To get started, flour and sugar were combined with softened butter to create a very soft dough. Sweet white wine was then added to the mixing bowl tablespoon by tablespoon until the dough held together. Dates, almonds, and citrus peel were added and then the dough was shaped into small cakes, approximately 2 1/2 increase in diameter. These were placed on baking sheets and baked at 325F for 25 minutes until just firm. After they had finished cooling, they were sprinkled with confectioner’s sugar and enjoyed in all of their cakey glory.
These pastries were quite tasty – not too sweet and a little chewy from the date and a little crunchy from the almond. You could just tasty the brightness from the orange peel and they almost had the texture of dense marzipan. These little pastries kept quite well, although we don’t really know how long they would keep for, as they only lasted two days in our house!
AND IN THE END, THE FOOD YOU MAKE IS EQUAL TO THE CARE YOU TAKE…
So how was Made In Marrow’s meal number 86? As a reminder, our rating system is based on sticks of butter (because butter is best!), with 1 being the absolute worst and 5 being out of this world. Sticks of butter are assigned to Difficulty (how many kitchen fights were needed to complete the meal?), Tasty Goodness (was it a palate poor or did it make our mouths merry?), and Repeat Customer (how likely are we to return to the recipe?).
Difficulty  2/5
Besides roasting a pepper, the rest of tonight’s dinner was relatively easy and straightforward, which was a nice break from the recipe and prep-heavy dishes of previous weeks!

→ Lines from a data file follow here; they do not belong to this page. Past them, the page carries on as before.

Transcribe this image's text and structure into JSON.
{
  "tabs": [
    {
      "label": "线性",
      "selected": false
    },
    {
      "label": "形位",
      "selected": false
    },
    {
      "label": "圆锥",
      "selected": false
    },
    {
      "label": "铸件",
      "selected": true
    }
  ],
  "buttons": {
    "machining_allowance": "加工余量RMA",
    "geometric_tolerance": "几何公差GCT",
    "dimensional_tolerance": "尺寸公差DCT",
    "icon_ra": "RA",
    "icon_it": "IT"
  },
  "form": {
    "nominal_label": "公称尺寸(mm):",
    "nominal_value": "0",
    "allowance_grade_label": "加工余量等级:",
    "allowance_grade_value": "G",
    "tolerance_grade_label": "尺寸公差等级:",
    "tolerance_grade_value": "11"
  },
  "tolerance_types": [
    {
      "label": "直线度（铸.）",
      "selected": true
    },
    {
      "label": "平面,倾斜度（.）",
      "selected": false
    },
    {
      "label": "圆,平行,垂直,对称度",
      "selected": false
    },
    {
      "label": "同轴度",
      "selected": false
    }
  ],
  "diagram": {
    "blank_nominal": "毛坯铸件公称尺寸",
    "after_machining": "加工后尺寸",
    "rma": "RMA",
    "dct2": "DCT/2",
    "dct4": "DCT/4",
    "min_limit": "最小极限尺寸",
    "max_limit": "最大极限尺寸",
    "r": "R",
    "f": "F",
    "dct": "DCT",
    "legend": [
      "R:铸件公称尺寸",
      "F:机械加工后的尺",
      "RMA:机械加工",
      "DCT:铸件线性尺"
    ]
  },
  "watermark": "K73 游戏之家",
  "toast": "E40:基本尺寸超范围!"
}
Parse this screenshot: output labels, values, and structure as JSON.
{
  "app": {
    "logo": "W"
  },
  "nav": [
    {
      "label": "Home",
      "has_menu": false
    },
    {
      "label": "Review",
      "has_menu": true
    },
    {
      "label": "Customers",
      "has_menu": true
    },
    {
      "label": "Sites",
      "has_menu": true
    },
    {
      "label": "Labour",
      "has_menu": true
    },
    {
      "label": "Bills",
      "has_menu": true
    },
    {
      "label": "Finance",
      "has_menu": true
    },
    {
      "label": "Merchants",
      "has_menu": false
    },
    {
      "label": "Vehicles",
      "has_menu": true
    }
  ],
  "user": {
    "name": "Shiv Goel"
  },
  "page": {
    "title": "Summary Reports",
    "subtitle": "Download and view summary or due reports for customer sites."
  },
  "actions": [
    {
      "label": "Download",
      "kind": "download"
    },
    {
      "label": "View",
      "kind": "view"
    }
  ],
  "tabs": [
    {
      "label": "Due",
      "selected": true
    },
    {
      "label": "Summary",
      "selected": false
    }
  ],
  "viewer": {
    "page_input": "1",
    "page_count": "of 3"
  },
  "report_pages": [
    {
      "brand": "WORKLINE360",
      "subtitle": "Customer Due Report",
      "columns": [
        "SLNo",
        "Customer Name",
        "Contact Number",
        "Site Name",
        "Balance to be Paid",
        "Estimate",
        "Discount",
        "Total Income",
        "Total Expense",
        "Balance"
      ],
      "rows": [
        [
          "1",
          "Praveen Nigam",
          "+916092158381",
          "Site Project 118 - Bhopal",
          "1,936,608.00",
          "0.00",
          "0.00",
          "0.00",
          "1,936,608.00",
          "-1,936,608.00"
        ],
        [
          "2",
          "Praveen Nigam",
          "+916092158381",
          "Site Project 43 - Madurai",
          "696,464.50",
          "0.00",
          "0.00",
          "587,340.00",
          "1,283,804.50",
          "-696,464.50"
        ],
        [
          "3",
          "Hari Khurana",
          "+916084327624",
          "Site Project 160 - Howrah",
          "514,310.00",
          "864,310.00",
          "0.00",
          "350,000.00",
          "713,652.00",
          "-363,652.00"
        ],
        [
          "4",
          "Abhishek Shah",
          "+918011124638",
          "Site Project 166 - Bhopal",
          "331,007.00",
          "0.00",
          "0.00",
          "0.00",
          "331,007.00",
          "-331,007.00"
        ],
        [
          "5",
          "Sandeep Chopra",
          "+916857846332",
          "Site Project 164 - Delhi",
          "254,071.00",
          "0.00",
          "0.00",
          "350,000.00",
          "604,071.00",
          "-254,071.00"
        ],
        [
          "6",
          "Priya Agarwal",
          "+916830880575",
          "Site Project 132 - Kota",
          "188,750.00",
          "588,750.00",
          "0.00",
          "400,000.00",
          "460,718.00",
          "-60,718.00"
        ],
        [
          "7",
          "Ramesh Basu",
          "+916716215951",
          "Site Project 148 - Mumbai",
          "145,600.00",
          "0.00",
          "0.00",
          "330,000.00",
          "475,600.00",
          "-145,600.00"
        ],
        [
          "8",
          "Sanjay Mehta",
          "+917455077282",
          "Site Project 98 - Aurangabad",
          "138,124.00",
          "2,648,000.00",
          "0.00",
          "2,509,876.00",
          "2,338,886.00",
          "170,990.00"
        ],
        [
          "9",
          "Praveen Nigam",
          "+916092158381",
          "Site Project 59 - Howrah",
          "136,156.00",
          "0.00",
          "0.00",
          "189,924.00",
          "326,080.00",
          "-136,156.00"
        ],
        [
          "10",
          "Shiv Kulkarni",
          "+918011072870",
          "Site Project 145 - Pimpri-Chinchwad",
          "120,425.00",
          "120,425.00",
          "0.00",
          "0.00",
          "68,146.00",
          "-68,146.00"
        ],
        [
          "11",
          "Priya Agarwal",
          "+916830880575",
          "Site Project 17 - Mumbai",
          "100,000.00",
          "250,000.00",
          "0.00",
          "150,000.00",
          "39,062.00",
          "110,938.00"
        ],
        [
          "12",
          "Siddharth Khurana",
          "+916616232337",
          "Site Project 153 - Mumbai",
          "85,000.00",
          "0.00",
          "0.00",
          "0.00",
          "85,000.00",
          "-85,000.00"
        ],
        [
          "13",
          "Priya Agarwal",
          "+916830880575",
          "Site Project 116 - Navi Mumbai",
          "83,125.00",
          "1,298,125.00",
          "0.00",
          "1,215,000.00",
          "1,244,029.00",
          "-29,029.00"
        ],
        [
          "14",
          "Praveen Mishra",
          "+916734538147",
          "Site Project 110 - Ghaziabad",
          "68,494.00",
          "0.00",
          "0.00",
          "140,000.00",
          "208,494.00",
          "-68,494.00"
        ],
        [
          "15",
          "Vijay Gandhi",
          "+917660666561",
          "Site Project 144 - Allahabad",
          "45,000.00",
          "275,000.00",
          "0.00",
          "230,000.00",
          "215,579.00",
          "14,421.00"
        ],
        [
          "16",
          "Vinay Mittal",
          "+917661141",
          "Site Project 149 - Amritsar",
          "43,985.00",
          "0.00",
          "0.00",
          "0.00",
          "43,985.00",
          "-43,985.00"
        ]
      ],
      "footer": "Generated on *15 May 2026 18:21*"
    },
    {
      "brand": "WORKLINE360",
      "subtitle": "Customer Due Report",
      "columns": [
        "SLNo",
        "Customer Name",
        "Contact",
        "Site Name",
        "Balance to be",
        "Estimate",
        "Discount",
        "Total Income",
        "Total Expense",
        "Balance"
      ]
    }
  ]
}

 4/5 Poisson Hraymi – Peppery Garlicky Fish – A slow build to a very spicy fish dish
 4/5 Poisson Sauce Rouge – Fish with Red Pepper Sauce – A subtly sweet saucy fish dish
 4/5 Riso coi Carciofi – Rice with Artichokes – An almost (but very artichoke-y) risotto
 4/5 Pizza Dolce Romana – Nut and Raisin Pastries – A nicely subtly sweet dessert dish
 3/5 Poisson Hraymi – Peppery Garlicky Fish – Due to the spiciness of this dish, any pairing requires careful contemplation
 3/5 Poisson Sauce Rouge – Fish with Red Pepper Sauce – Roasting your own peppers requires a bit more time for this sauced fish dish
 3/5 Riso coi Carciofi – Rice with Artichokes – A quick and easy shortcut to a pseudo-risotto
 4/5 Pizza Dolce Romana – Nut and Raisin Pastries – A simple and sweet pastry/cake
Our feast fish was just as saucy as it was successful, so we have hopes for our future fish dishes in upcoming weeks!
Sip, sup, and savor all you can, you curious cooks,
Elais & Gary